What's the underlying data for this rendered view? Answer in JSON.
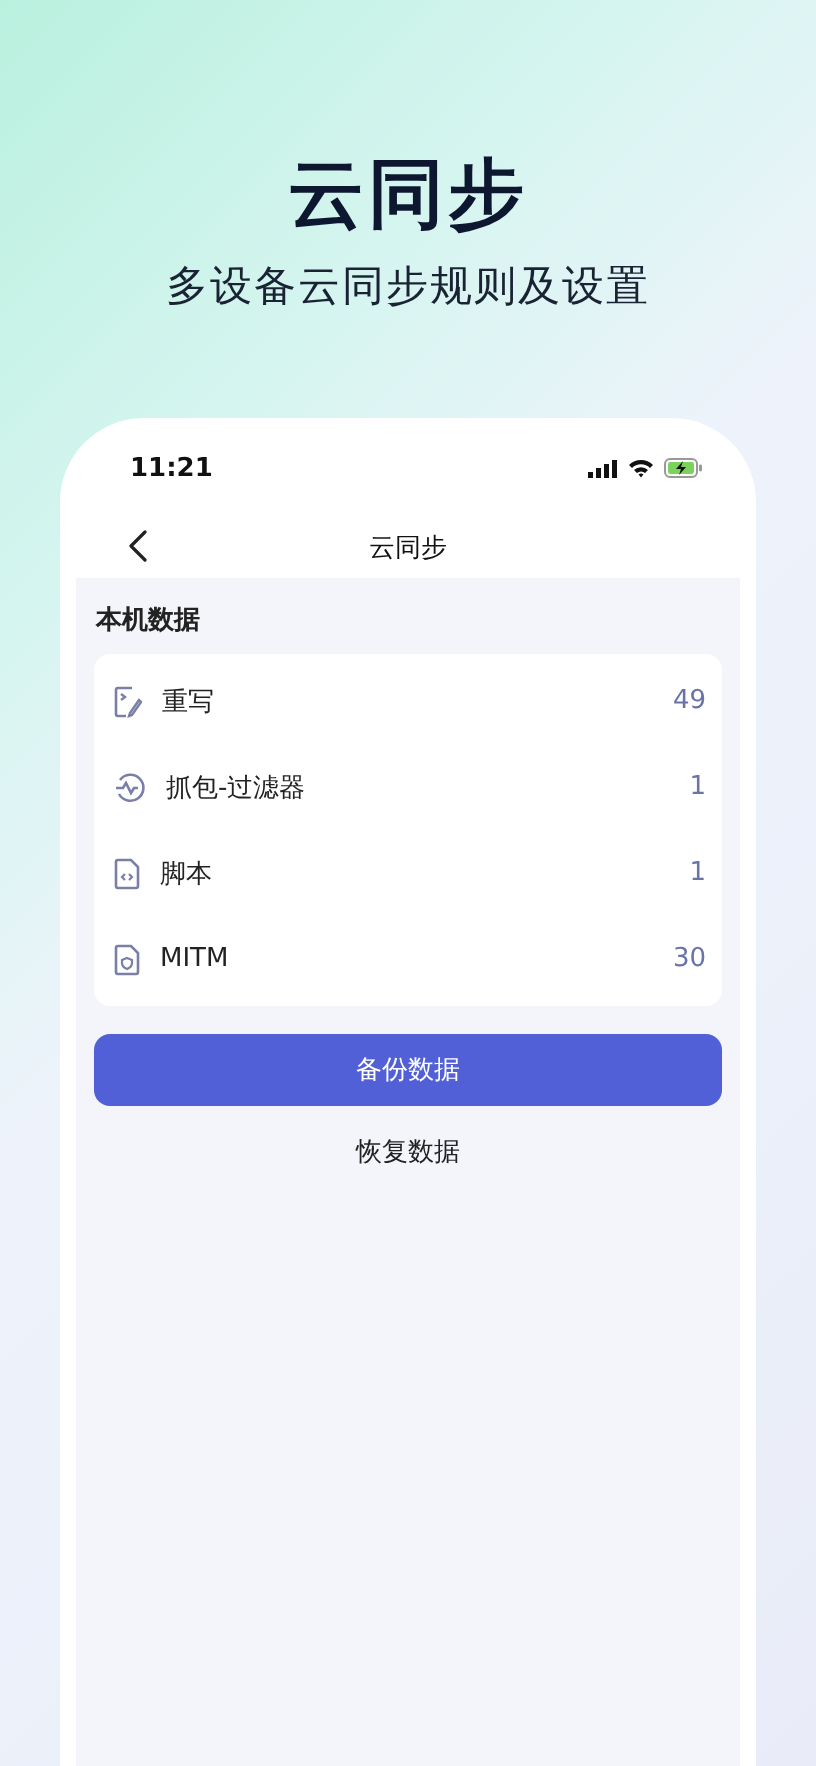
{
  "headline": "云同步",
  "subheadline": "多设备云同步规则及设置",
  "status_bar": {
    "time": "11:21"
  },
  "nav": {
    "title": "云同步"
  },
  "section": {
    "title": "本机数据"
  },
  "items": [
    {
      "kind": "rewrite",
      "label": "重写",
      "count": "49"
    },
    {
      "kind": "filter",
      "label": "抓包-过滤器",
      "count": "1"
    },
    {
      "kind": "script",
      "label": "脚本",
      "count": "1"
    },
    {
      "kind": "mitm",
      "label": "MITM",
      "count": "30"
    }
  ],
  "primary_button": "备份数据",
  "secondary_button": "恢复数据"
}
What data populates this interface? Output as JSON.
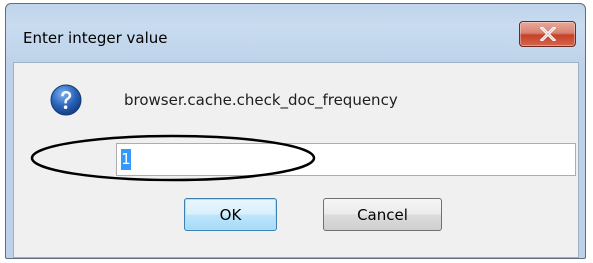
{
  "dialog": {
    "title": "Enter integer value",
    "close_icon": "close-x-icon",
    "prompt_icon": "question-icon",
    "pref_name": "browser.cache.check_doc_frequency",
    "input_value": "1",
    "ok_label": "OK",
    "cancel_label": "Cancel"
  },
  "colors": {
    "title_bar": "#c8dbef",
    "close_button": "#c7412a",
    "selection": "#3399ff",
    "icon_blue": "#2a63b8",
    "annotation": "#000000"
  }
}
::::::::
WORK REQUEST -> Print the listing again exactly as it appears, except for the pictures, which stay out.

ANSWER TO THE PROBLEM ->
What's the underlying data for this rendered view? Answer in JSON.
{
  "headline": "云同步",
  "subheadline": "多设备云同步规则及设置",
  "status_bar": {
    "time": "11:21"
  },
  "nav": {
    "title": "云同步"
  },
  "section": {
    "title": "本机数据"
  },
  "items": [
    {
      "kind": "rewrite",
      "label": "重写",
      "count": "49"
    },
    {
      "kind": "filter",
      "label": "抓包-过滤器",
      "count": "1"
    },
    {
      "kind": "script",
      "label": "脚本",
      "count": "1"
    },
    {
      "kind": "mitm",
      "label": "MITM",
      "count": "30"
    }
  ],
  "primary_button": "备份数据",
  "secondary_button": "恢复数据"
}
What data populates this interface? Output as JSON.
{
  "dialog": {
    "title": "Enter integer value",
    "close_icon": "close-x-icon",
    "prompt_icon": "question-icon",
    "pref_name": "browser.cache.check_doc_frequency",
    "input_value": "1",
    "ok_label": "OK",
    "cancel_label": "Cancel"
  },
  "colors": {
    "title_bar": "#c8dbef",
    "close_button": "#c7412a",
    "selection": "#3399ff",
    "icon_blue": "#2a63b8",
    "annotation": "#000000"
  }
}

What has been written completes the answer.